Can my Landlord Immediately Cancel my Lease Agreement?
The Consumer Protection Act (the “CPA”) spells out the rights of consumers and the responsibilities of the suppliers of goods and services. It focuses on consumer protection by aiming to ‘promote fair accessible and sustainable marketplace for consumer products and services and for the purpose to establish national norms and standards relating to consumer protection’.
In the matters of Makah v Magic Vending (Pty) Ltd 2018 (3) SA 241 the Appellants concluded a month-to-month lease agreement with the Respondent in June 2013. The lease agreement included a clause which entitled the Respondent to immediately cancel the agreement in the event of breach on the part of the Appellants. The Appellants breached the lease agreement by failing to pay their monthly rental which ultimately led to the Respondent cancelling the lease agreements and successfully applying for the eviction of the Appellants.
The Appeal Court had the task to determine whether the eviction orders were valid taking into consideration the provisions of the Section 14(2) of the CPA.
Section 14(2)(b)(ii) of the CPA provides that an agreement may only be cancelled 20 business days after giving written notice to the consumer of a material failure by the consumer to comply with the agreement, and the consumer has failed to rectify such failure within that time. Section 14(2) is however preceded by the words ‘if a consumer agreement is for a fixed term’.
The Appellants argued that the provision in the lease allowing for the immediate cancellation in the event of breach is invalid, that the Court should find that the 20-business-day cancellation period had to be complied with by the Respondent and that the Respondent formulated the lease agreements as a monthly lease to circumvent the 20-day-termination requirement as prescribed in the CPA. The Appellants further argued that for this reason they were not unlawful occupiers, and that eviction could not be brought in terms of the Prevention of Illegal Eviction and Unlawful Occupation of Land Act 1998 (“the PIE Act”).
The Court held that cancellation in terms of s 14(2)(b)(ii) of the CPA is only applicable to fixed-term contracts and that it would be disproportionate to invoke a 20-business-day notice to cancel a monthly lease as the period of such notice amounts to a calendar month.
The Court further held that to read into the CPA that this 20-day notice requirement applies to a month-to-month or indefinite lease, would be to offer protection in circumstances not envisaged by the Act and concluded that the 20-day notice is not required for month-to-month or indefinite lease agreements.
The Court further concluded that the Respondent was entitled to claim that it was deprived of its property and that the Appellants had no lawful title to remain in occupation of the property and were unlawful occupiers as envisaged in the PIE Act. The appeal was accordingly dismissed with costs.
In light of the aforesaid case it is clear that the owner of a property is not required to conform to the 20-business-day notice provisions in s 14(2)(b)(ii) of the CPA for the purposes of terminating month-to-month or indefinite lease agreements.

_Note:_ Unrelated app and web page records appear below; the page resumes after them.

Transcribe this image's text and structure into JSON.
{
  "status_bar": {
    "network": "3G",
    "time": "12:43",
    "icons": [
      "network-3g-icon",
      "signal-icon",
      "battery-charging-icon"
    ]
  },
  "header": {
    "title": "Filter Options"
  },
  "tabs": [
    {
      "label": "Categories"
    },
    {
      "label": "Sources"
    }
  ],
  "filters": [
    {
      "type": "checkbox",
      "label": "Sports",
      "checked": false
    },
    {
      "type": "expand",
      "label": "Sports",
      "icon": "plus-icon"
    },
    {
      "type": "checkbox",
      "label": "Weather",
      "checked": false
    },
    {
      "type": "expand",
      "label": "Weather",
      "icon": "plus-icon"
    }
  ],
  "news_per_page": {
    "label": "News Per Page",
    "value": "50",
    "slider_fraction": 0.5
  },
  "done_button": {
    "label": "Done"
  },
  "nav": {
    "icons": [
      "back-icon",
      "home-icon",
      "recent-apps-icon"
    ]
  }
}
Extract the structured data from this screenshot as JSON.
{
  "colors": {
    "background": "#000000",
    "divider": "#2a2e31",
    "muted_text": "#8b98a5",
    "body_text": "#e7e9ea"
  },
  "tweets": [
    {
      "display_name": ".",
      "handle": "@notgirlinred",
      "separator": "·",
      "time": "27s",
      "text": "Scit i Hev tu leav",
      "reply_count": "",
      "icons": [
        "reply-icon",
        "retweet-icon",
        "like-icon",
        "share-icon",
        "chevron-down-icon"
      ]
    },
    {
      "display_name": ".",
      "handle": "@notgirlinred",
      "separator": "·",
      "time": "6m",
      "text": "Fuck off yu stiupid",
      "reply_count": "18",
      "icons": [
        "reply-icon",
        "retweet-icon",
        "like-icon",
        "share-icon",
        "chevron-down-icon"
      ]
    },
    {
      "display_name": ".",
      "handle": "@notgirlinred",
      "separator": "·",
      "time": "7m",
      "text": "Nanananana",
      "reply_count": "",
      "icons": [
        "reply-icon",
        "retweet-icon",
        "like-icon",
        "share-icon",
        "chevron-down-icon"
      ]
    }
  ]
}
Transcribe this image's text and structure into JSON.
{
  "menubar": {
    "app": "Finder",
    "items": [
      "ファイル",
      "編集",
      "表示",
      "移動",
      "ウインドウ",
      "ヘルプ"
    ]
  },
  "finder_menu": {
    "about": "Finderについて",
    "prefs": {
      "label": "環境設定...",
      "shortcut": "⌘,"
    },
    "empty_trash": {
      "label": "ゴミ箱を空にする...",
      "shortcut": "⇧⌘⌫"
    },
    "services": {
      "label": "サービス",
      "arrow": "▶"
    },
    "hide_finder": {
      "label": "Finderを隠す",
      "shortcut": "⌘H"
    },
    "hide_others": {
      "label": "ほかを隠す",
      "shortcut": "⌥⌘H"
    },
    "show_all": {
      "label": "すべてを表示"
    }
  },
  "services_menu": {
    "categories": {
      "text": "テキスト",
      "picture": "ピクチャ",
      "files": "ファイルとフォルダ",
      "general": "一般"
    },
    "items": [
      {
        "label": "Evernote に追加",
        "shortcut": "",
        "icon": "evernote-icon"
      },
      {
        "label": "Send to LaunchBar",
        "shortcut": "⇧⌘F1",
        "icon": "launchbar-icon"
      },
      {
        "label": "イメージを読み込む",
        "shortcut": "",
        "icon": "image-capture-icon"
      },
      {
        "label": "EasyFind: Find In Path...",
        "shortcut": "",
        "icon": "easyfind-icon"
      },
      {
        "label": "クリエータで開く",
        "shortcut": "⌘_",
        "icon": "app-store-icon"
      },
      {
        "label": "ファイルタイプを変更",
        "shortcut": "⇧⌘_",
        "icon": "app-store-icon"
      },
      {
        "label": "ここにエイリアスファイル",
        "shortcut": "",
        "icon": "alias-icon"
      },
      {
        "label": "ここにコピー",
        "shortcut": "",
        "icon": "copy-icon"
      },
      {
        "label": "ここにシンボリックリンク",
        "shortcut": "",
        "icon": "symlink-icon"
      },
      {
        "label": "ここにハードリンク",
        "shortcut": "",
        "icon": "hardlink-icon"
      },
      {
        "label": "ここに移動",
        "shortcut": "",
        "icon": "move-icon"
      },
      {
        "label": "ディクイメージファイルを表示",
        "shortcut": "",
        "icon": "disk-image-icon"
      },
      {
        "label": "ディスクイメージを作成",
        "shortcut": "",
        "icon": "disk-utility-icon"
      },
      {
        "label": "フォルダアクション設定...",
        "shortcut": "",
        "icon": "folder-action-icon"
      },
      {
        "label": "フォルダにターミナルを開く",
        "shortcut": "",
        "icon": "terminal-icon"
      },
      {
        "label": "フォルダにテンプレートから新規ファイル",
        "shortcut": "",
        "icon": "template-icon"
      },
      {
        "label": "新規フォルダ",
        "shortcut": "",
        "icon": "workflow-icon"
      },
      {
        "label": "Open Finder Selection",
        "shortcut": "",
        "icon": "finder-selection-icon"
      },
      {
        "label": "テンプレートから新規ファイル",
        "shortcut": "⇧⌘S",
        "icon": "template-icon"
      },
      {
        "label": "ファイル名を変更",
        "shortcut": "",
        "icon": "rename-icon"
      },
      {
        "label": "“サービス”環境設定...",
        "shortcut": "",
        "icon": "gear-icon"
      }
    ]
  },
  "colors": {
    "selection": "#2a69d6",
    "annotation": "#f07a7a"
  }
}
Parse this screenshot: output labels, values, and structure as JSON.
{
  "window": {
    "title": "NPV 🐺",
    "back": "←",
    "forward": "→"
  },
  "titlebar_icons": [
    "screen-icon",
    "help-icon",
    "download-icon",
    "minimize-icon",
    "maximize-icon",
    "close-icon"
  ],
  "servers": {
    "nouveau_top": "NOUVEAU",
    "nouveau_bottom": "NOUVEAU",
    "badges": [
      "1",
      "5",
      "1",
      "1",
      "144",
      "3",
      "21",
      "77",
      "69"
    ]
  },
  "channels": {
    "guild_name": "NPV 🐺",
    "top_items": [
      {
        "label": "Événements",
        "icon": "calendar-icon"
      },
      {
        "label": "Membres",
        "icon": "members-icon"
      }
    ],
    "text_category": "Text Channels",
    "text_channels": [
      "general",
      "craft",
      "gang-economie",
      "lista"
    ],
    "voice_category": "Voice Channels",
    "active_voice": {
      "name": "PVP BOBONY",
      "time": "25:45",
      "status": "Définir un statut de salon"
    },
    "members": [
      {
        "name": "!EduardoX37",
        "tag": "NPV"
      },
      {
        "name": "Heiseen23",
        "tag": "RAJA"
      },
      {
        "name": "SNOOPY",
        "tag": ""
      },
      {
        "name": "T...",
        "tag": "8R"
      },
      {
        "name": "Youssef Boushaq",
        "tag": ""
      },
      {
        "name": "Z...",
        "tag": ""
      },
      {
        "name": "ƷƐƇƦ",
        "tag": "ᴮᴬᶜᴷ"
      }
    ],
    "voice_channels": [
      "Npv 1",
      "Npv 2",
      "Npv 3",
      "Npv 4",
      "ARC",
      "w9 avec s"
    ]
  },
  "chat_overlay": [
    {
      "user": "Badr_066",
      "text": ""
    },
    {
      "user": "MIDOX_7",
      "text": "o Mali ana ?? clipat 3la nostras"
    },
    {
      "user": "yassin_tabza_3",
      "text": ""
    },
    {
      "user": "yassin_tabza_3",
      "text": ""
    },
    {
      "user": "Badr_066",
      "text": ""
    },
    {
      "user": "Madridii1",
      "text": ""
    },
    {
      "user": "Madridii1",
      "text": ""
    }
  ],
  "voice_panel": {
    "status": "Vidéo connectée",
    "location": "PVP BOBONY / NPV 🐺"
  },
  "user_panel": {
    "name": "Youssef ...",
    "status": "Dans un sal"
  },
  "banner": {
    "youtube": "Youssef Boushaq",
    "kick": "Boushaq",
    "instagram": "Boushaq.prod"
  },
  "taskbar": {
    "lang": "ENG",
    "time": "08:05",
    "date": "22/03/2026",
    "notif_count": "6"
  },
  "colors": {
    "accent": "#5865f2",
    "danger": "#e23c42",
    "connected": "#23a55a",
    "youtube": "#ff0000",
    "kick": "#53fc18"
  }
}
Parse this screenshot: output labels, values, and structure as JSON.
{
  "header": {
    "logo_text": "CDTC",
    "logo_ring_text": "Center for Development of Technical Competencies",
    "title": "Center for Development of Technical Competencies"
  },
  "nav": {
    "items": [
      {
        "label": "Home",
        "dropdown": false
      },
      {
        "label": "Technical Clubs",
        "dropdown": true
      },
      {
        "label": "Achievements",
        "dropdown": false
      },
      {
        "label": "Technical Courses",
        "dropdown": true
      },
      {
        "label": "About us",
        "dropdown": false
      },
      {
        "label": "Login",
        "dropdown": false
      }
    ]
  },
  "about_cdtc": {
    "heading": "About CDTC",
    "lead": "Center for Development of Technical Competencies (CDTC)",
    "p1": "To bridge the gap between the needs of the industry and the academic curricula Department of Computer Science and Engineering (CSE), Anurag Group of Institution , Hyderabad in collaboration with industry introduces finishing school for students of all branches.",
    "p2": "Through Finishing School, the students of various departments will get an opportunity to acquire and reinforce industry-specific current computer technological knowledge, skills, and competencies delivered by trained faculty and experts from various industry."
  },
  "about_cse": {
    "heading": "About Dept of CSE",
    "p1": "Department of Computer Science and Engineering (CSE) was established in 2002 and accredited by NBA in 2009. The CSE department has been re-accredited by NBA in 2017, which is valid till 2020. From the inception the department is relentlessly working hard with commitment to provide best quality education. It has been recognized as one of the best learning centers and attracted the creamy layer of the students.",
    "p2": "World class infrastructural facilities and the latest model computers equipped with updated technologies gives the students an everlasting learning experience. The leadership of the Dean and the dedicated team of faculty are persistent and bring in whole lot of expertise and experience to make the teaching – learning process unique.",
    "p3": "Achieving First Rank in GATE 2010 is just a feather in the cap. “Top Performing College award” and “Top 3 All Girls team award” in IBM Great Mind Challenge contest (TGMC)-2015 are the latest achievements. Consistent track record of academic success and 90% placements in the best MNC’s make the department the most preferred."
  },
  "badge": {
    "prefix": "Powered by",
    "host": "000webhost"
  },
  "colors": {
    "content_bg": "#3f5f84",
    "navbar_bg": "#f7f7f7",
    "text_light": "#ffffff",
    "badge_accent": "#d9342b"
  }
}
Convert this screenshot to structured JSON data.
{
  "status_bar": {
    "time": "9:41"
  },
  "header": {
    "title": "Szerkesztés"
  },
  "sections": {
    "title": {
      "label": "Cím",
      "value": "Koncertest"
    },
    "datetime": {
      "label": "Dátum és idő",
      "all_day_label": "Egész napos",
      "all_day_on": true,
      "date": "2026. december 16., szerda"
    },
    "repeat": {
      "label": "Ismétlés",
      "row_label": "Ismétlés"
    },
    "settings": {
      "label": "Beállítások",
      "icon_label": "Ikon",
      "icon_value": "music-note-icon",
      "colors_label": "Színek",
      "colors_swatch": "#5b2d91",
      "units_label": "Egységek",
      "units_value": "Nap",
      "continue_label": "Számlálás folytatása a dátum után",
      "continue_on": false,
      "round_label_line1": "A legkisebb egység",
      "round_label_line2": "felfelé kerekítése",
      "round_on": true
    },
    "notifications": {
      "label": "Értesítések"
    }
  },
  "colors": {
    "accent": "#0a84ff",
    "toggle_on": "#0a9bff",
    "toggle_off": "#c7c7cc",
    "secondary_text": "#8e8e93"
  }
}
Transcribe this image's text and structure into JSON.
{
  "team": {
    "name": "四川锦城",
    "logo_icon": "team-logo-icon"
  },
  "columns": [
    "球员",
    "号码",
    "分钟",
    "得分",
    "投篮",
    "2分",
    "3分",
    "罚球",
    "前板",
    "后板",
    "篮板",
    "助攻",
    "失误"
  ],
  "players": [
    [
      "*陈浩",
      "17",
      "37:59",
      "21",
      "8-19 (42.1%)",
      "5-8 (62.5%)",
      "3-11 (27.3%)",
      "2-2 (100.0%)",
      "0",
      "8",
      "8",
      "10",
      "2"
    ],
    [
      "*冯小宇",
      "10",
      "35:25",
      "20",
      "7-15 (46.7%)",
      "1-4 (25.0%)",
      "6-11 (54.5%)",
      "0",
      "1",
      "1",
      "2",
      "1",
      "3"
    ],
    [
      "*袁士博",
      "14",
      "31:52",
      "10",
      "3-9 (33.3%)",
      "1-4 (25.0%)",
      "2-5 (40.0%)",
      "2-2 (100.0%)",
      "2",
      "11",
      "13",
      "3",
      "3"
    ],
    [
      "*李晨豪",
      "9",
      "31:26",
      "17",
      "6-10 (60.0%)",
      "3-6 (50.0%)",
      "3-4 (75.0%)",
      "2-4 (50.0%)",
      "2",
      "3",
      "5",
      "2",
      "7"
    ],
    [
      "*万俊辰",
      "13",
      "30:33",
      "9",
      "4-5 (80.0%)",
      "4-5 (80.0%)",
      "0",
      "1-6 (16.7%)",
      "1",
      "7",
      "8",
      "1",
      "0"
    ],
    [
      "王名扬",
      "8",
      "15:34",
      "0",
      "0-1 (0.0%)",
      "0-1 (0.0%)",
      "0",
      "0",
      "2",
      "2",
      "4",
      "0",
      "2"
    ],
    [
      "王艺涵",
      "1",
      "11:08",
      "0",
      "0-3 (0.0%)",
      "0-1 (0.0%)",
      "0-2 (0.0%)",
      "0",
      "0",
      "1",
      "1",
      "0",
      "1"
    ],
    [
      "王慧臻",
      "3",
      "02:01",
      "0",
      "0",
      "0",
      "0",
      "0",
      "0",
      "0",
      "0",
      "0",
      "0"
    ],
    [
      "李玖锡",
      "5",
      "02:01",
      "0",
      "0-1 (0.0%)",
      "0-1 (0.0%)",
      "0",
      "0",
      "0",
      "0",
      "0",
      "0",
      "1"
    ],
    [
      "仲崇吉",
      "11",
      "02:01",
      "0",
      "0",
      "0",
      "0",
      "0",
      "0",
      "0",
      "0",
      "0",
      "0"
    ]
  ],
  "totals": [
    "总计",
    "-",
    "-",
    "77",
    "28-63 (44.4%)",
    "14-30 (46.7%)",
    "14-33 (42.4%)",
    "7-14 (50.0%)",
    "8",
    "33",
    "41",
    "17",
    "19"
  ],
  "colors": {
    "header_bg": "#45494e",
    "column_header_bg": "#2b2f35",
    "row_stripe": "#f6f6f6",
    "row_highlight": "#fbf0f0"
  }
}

The 20-business-day notice will, however, prevail in all contracts of a fixed period.
Author: Philip van Greunen
An aspect that arises quite frequently in an employment situation, is the question as to what can be done when there are remuneration differences and your view/opinion is that it is based unfair discrimination.
Owning a property comes with its own set of responsibilities, and one specifically challenging aspect can be navigating the eviction process.
Embarking on a journey to protect individual privacy, the South African Constitutional Court delivered a resounding judgment in February 2021, declaring sections of the communication surveillance law unconstitutional.